I began working my way across the flat as the light of the dawn sky slowly overtook the glow of the full moon. There was just enough wind to put a ripple on the water surface. A small surf rolled gently across the reef and spread onto the flat. As I stripped out the usual 50 feet of fly line, I saw movement out of the corner of my eye. Glancing to my left, I saw the wake from a permit slowly cruising across the flat. I checked the knot connecting my urchin fly pattern to my tippet and false cast to get fly line out of the rod tip. The permit tailed 40 feet away.
I made a false cast and then dropped the fly four feet in front of the fish. The unweighted fly dropped slowly to the bottom, but the fish moved off to the left without seeing the fly. I made another cast and placed the fly a little closer in front of the slowly moving fish. As the fly dropped the fish surged quickly forward, I saw the end of the fly line jump and set the hook with a strip strike.

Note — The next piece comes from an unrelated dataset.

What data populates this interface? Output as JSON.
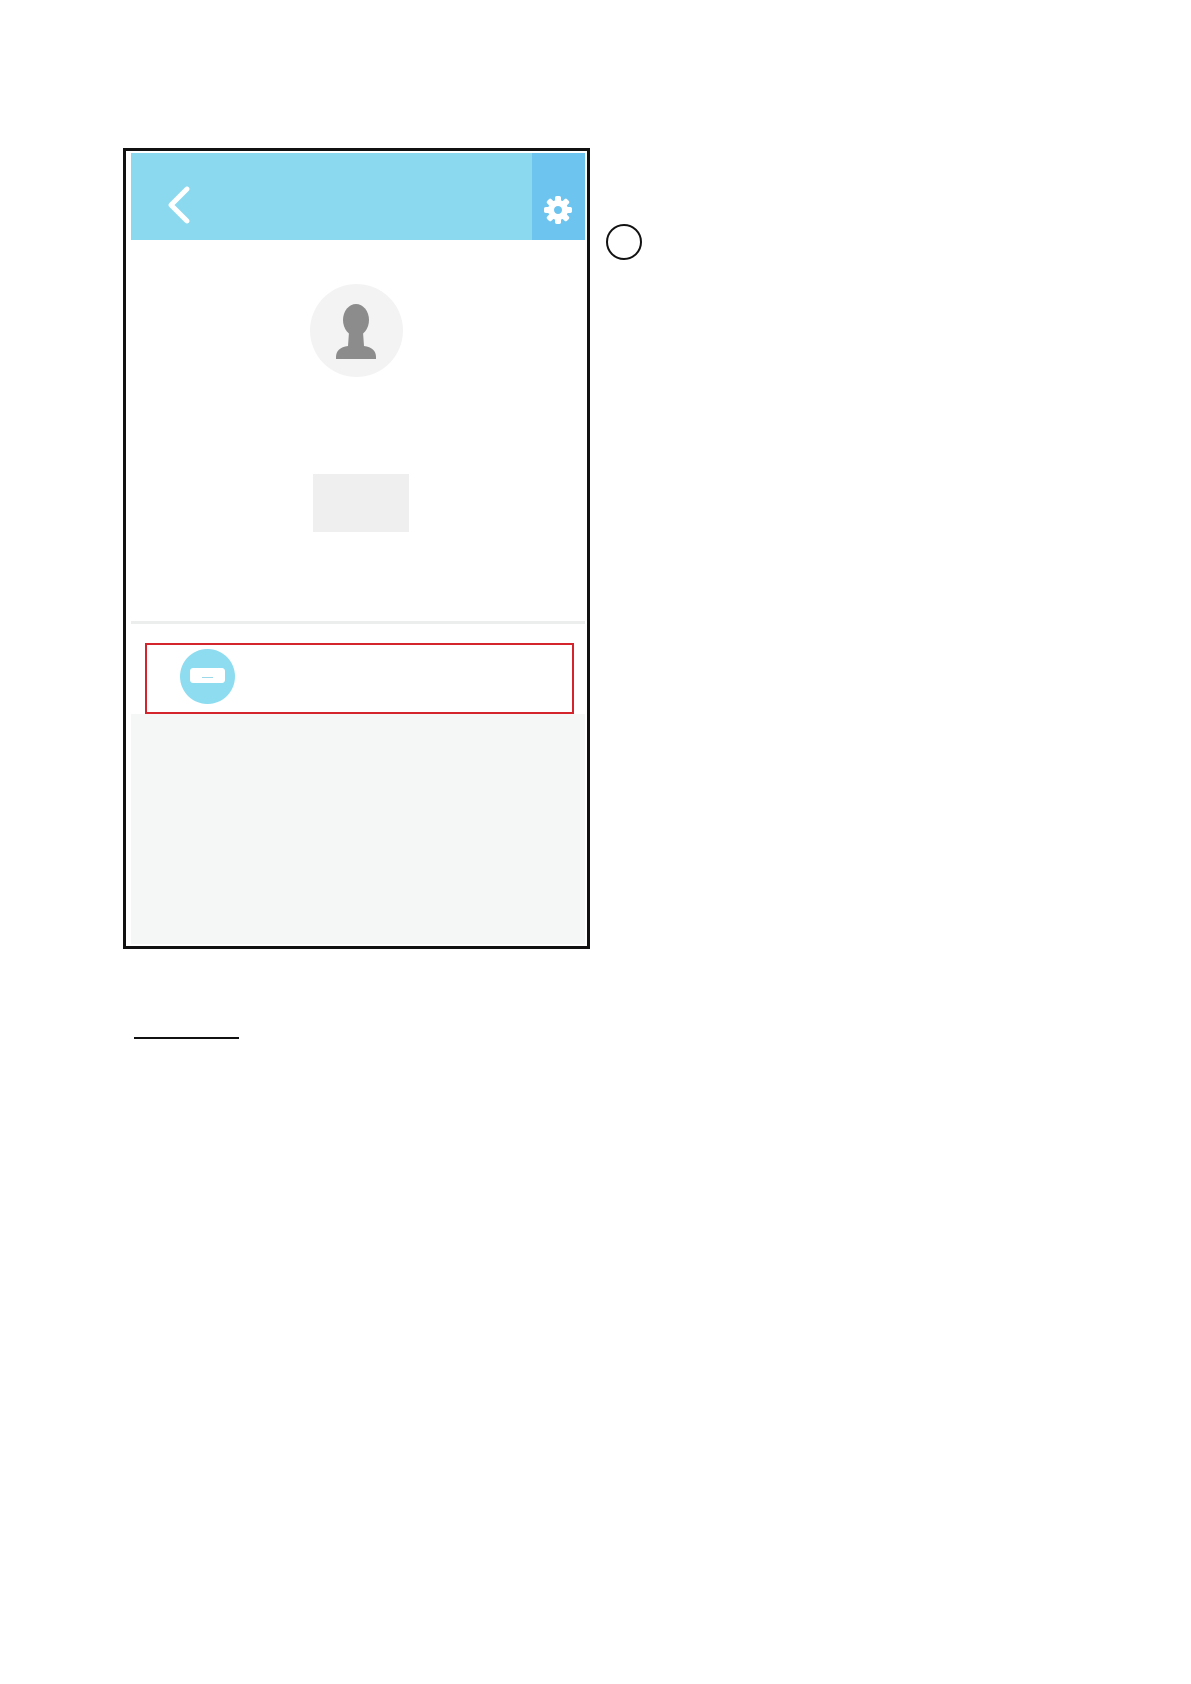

The fish gave a small head shake, then rubbed its nose in the bottom, then bulled 50 feet, rubbed its nose again, and moved another 50 feet. I followed after the fish the best I could, getting closer to the reef and all of its sharp coral with each step. Then suddenly, the fish had enough of the shallow water and bolted right through the reef. The rod captured the vibration of the fly line scraping across the coral as it passed through the reef B fraying the leader, shredding the fly line, and testing the durability of the backing. I reduced the reel's drag and followed the path of the line as quickly as I could, carefully picking my way through the maze of mostly dead coral, freeing the line from the labyrinth of the fish's pass through the reef. All the time the fish was still heading seaward, by now into the deeper water outside the shallow reef. Then suddenly the line was free, the curve in the backing quickly straightened B the fish was still on!
I was able to apply some pressure, and the fish slowed and finally stopped taking out line, and swam back and forth in the deeper water. As the fish began to tire, its dorsal and tail fins broke the surface. I was gaining the edge in the battle for backing, and finally the fly line. I began to walk back to the flat and the fish followed, tired now and finning at the surface.
As I guided the fish over the reef, the sight of shallow water gave it new energy. Rather than continue over the reef onto the flat the fish tried to rub its nose on every coral head it passed, and then surged seaward. I worked the fish back onto the flat many times, only to have it rush back into the reef.
Suddenly the situation worsened - after bulling its way from the flat to the reef once again, the fish refused my pressure, and began to swim back and forth in the reef. I waded out to the reef, an followed the best I could, weaving my way through the coral. Then it happened. I lost track of my footing, tripped on a piece of broken coral, and went down. Full body. Flat on my face. Rod, still in hand, fully submerged, an extension of my sprawled right arm. I was completely soaked. I regained my footing and brought the rod back into the upright position. Water gushed off my wide-brimmed hat and flooded from my soaked shirt. I couldn't believe it, the fish was still on! Then I felt a stinging pain in my legs. A quick glance down revealed a little blood, but it didn't look bad. My attention returned to the fish with even greater focus than before.
The fish continued to move back and forth across the reef, but this time I stayed put. I didn't dare try navigating the reef maze again. And I was starting to feel the pain of the coral cuts on my legs. I eventually gained enough line to so there was only 20 feet of fly line and leader between us. I could see clearly the irridescent glow of its silvery sides, and the yellow hue to its belly brightened by the battle. Even from the side I could see it's shoulders were broad. I began walking the fish back onto the flat.
With only another 30 feet or so to a safe spot to land the fish, the line went slack. The leader had finally failed, not with a snap, but with a muted sigh. It took both me and the fish by surprise. I stared at the leader in disbelief, the permit continued to swim in the direction I had been leading it. Then the fish realized its renewed freedom, veered off and slowly swam away. I stood and watched, the remnants of the frayed leader dangling from the rod tip and spikes of plastic protruding like cactus spines from the fly line wound tightly on the reel told the story.
The pain suddenly reminded me of my fall. I realized the water around my legs was discolored. I looked down to see that most of my left leg and my right thigh were solid brush-burn, scraped, raw, and bruised, but no blood. The blood was from a cut on my right kneecap in the distinct pattern of brain coral. I checked for urchin spines, but fortunately found none. Defeated, I walked back to shore, sat on the beach and rested, and let the gash in my knee dry closed in the early morning sun. After a few minutes I made my way back to my truck, past the cows, and home.
The Fisherman's Coast approach focuses on how coastal gamefish interact with their habitats and prey. The more you know about the gamefish you pursue with a fly rod, the more often you'll be in the right place at the right time with the right fly making the right presentation. It's about catching more fish.
Our sister site Tribal Bonefish is all about conservation through responsible fishing. Tribal Bonefish shows you how to become a better steward of our coasts to protect our fisheries today, and ensure future generations get a chance to experience these fisheries.